Five housemates (and one pseudo-housemate) eat, drink and study together in a messy but tight-knit flat. As the play progresses, each character is explored in a variety of ways with their own sub-plot. There’s potential pregnancies, the questioning of sexuality and a blooming will they/won’t they/oh they already have romance.
The strength of the production lies in its humour. There is plenty of observational comedy that many who have lived in university halls can relate to. Every character has their quirk and the audience responded well to the manic energy of the household. Goose and Lisa were definite highlights, with a lot of visual gags incorporated into their movements, such as Goose stumbling across some brownies and getting more than he bargained for in their ingredients, or Lisa sneaking around the stage like a pantomime villain, winking at the audience in time with the music.

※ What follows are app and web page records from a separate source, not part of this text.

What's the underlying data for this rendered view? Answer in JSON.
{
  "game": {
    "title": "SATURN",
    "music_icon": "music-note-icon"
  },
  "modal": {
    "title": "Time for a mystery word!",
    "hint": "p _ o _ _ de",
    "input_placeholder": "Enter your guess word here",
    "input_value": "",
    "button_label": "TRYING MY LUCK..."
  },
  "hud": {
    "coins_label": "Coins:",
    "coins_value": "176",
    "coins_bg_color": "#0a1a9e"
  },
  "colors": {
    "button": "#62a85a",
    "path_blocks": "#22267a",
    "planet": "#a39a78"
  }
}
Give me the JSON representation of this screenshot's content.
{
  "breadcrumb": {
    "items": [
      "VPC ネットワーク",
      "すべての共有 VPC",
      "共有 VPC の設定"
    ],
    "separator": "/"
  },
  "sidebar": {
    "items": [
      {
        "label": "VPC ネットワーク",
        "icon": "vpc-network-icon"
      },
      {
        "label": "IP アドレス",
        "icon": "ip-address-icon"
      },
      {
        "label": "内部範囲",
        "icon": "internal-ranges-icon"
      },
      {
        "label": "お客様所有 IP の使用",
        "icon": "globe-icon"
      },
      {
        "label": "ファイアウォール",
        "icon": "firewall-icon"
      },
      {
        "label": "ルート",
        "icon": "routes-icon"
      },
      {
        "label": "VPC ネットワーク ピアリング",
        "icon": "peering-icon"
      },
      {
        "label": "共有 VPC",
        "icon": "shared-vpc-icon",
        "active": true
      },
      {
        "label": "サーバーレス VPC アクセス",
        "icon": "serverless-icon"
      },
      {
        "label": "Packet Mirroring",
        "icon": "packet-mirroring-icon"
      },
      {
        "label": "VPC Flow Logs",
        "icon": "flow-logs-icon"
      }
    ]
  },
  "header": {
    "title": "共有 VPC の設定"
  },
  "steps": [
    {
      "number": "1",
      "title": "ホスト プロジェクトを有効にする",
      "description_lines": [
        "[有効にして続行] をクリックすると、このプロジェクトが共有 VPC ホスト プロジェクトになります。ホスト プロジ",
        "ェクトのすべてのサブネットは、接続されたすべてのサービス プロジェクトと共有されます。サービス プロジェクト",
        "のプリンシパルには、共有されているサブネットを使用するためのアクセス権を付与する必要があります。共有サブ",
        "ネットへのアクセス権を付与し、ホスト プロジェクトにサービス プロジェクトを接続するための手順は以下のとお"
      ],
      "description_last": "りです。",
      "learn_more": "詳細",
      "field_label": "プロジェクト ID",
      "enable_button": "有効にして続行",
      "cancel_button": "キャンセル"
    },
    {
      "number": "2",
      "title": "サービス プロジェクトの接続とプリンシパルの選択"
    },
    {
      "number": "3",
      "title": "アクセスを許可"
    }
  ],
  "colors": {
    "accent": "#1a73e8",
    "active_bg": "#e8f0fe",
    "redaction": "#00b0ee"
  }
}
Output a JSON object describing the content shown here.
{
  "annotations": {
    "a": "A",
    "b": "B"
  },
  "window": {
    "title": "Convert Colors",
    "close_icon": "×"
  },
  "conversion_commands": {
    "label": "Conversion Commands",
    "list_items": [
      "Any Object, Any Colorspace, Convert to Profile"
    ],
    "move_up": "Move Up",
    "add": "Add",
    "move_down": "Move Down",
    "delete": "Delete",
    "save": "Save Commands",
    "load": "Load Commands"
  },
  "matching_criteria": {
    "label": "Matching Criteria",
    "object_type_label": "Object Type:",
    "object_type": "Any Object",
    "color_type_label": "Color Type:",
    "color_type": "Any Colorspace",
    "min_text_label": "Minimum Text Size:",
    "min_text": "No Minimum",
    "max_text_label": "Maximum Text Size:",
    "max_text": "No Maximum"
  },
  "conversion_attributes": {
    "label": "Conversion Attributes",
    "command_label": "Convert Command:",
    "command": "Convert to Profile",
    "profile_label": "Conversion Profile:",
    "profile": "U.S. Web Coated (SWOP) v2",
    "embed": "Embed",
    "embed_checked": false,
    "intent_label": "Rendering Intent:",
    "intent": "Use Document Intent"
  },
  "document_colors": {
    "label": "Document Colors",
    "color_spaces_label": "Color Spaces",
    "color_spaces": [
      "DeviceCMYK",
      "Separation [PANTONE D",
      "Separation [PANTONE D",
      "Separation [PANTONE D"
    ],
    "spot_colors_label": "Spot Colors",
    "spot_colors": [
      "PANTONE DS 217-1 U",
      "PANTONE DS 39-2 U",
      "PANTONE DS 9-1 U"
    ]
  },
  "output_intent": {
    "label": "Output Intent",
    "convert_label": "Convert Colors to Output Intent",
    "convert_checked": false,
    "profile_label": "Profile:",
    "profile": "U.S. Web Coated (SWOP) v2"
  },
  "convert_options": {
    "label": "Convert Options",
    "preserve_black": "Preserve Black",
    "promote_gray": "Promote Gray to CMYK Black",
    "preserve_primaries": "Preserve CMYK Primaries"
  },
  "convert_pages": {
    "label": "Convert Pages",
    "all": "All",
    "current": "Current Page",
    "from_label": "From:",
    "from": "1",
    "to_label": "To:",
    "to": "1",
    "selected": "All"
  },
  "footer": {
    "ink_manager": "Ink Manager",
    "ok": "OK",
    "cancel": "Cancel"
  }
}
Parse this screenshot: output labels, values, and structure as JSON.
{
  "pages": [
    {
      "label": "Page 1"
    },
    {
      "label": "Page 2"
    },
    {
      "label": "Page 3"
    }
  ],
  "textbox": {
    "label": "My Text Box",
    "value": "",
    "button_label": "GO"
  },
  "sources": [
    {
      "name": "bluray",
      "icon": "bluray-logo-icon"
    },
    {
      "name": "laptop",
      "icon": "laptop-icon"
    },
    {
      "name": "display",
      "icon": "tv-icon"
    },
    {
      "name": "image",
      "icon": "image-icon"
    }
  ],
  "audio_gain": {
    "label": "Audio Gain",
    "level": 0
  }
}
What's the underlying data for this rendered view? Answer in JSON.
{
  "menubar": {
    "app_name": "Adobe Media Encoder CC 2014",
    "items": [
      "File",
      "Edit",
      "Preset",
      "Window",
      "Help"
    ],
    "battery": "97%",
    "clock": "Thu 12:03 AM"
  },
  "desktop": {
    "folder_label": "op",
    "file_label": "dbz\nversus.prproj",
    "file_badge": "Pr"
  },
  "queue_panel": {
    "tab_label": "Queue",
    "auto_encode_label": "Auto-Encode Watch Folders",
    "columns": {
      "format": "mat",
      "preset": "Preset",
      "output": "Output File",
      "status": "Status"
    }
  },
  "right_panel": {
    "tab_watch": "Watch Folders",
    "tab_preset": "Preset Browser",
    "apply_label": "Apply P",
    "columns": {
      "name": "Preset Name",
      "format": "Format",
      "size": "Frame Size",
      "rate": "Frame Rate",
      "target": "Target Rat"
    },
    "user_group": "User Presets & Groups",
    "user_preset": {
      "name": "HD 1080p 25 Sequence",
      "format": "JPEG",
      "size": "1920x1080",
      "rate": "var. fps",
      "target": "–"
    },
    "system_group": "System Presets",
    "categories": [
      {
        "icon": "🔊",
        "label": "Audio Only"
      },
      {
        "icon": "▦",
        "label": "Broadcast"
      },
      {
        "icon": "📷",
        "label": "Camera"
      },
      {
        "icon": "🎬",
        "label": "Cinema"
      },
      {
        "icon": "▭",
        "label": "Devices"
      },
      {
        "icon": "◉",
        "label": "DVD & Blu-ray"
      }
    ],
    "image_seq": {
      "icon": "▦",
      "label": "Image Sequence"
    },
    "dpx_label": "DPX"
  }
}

Although the chaos is fitting for the subject matter, the mix of sub-plots and side stories feel a little mishandled at times, with the constant flitting between narratives becoming somewhat jarring. It could have benefited from a tighter thematic structure, with the various narratives blending into each other more.
There was also the classic ‘misunderstanding that could be solved with a two minute conversation’ plot point that never fails to irritate. In this instance, it does lead to interesting character development, but too much of the final act hinges on this contrivance to sweep it under the rug. The two characters involved were well-written, and had readily available character quirks that could have been used to drive a wedge between them in a more organic way.
Still, the humour is welcome, the characters are relatable and overall, there is certainly the foundation of a solid production here. With more experience, it would not be a surprise to see these new creatives excel in the future.
Tickets to the remaining performances can be found here.